So, while I admit NCLB has some issues, we see plenty of other evidence from our low Benchmark Scores on the ACT, the EXPLORE, the PLAN, and our low proficiency rates on the National Assessment of Educational Progress along with our sky high college remedial rates that tell us more than a few Kentucky schools simply are not ‘carrying the mail’ even after two decades of KERA.
The message from Kentucky’s 2010 test results is clear – it’s time for some serious out of the box thinking. After 20 years of KERA, there are no excuses left.
- Care to take a guess at what the salary for the superintendent of Fayette County Public Schools is? Here…see for yourself.
- Don Boudreaux of Cafe Hayek really does have a way with being blunt. Once again, he hits the nail on the head with this assessment of the notion of just getting legislation passed is an accomplishment.
- Be sure to watch this debate!
High schools see many declines in KCCT scores
The first news is mixed, at best. The percentage of schools that made Adequate Yearly Progress is down, again.
The Kentucky Department of Education’s 10-052 News Release shows that in 2010 only 55.6 percent of the state’s schools reached their NCLB targets.
The BRIEFING PACKET, STATE RELEASE, NO CHILD LEFT BEHIND (NCLB), Adequate Yearly Progress Report 2009 from last year shows that 60.2 percent of the schools met that target in 2009.
Even worse, as shown in the table below, which is derived from a table in the education department’s news release, proficiency rates declined nearly across the board in our high schools from 2009 to 2010. There were also large one-year declines in the Kentucky Core Content Test (KCCT) scores in elementary school social studies and middle school science, although proficiency rates rose somewhat in the other subjects in those schools.
Naturally, excuses are being made for all of this, and I’ll discuss them in the next post.
Also, I saw comments somewhere (sorry, forgot to capture the link) that superintendents are already questioning the big drops in elementary social studies and middle school science. I don’t blame them.
So, stay tuned. There could be a scoring error in the department’s new numbers.
New web site started working around 9 AM
Data on the 2010 performance of Kentucky’s public school system is starting to flow from the Kentucky Department of Education, and the link to the promised new data collection web site activated somewhere between 7:45 and 9 AM Eastern.
Apparently, the new ‘site’ is really a single web page portal that allows quicker and easier access to existing areas of the Kentucky Department of Education’s massive web site where the actual data has always been assembled for things like NCLB scores and college readiness rates. Still, it is a nice improvement in user friendliness, and hats off to the KDE technical staff for this update.

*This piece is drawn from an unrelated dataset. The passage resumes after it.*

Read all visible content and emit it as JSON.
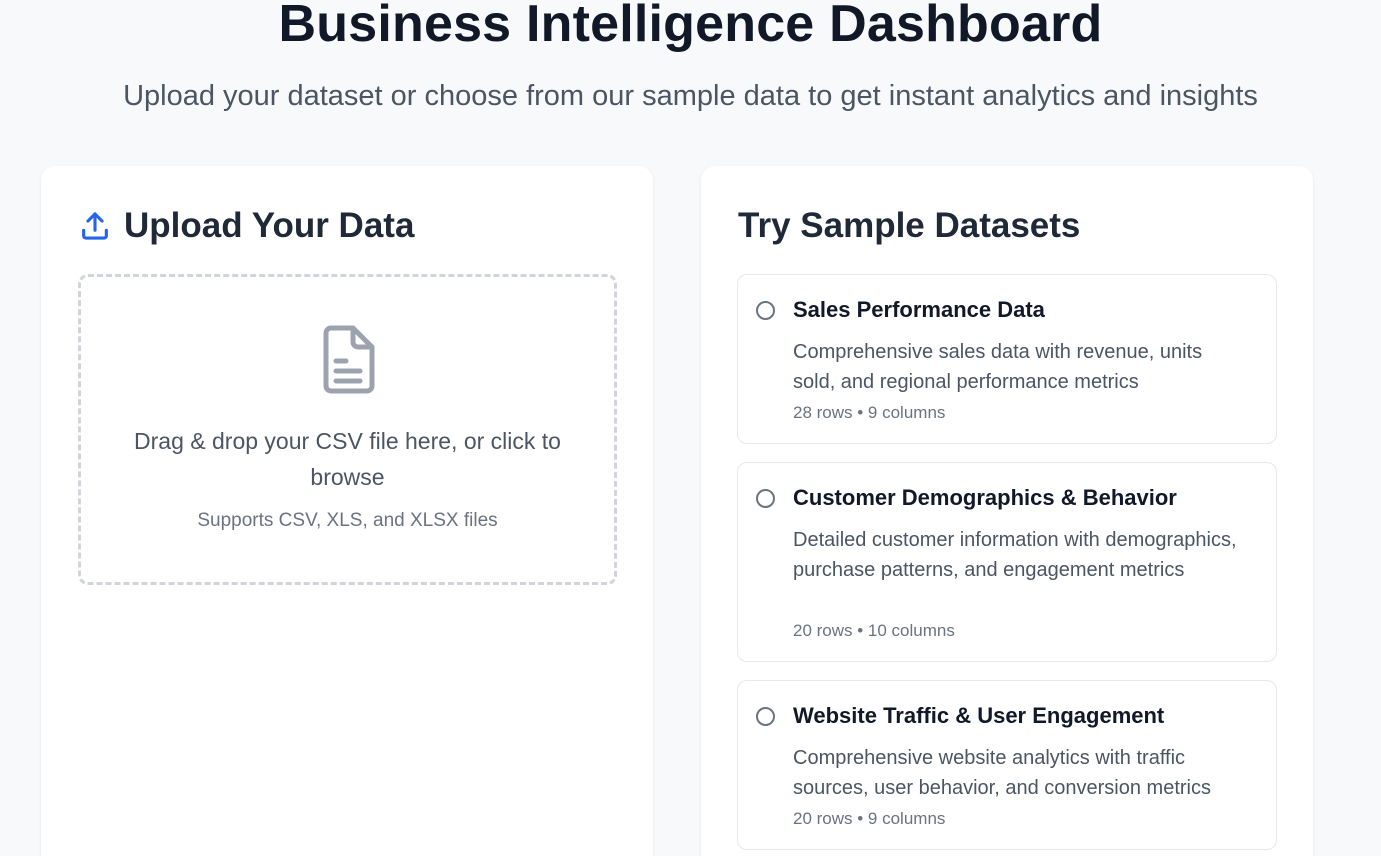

As a note about this new portal, only the section headings are actually links, at least at this time. You won’t go anywhere if you click on the individual subjects listed under the section headings. However, once you click the section heading, a new page opens where you can access the individual data listed in that section.

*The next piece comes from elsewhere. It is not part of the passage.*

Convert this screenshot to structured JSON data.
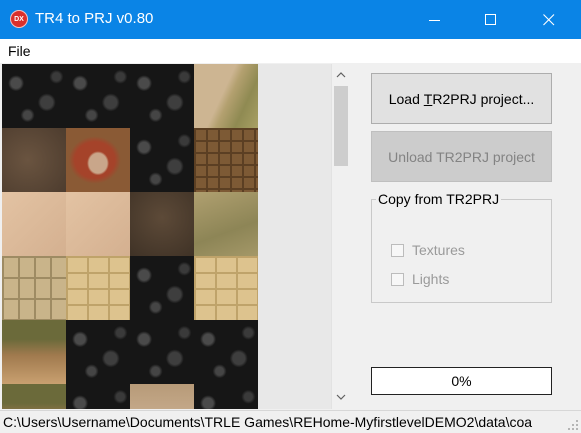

Also, several newspaper sites, like those operated by the Lexington Herald-Leader and the Louisville Courier Journal, have an extensive number of articles up already. It is obvious they received access to the data several days ago. But, there is a ton of information in the new reports, and there will be plenty of work for all for some time in analyzing all of this material.
I know I’ll be analyzing and writing about this material for some time yet to come.
And, if you are into the numbers, the new portal is a good place to get an overview of what is available.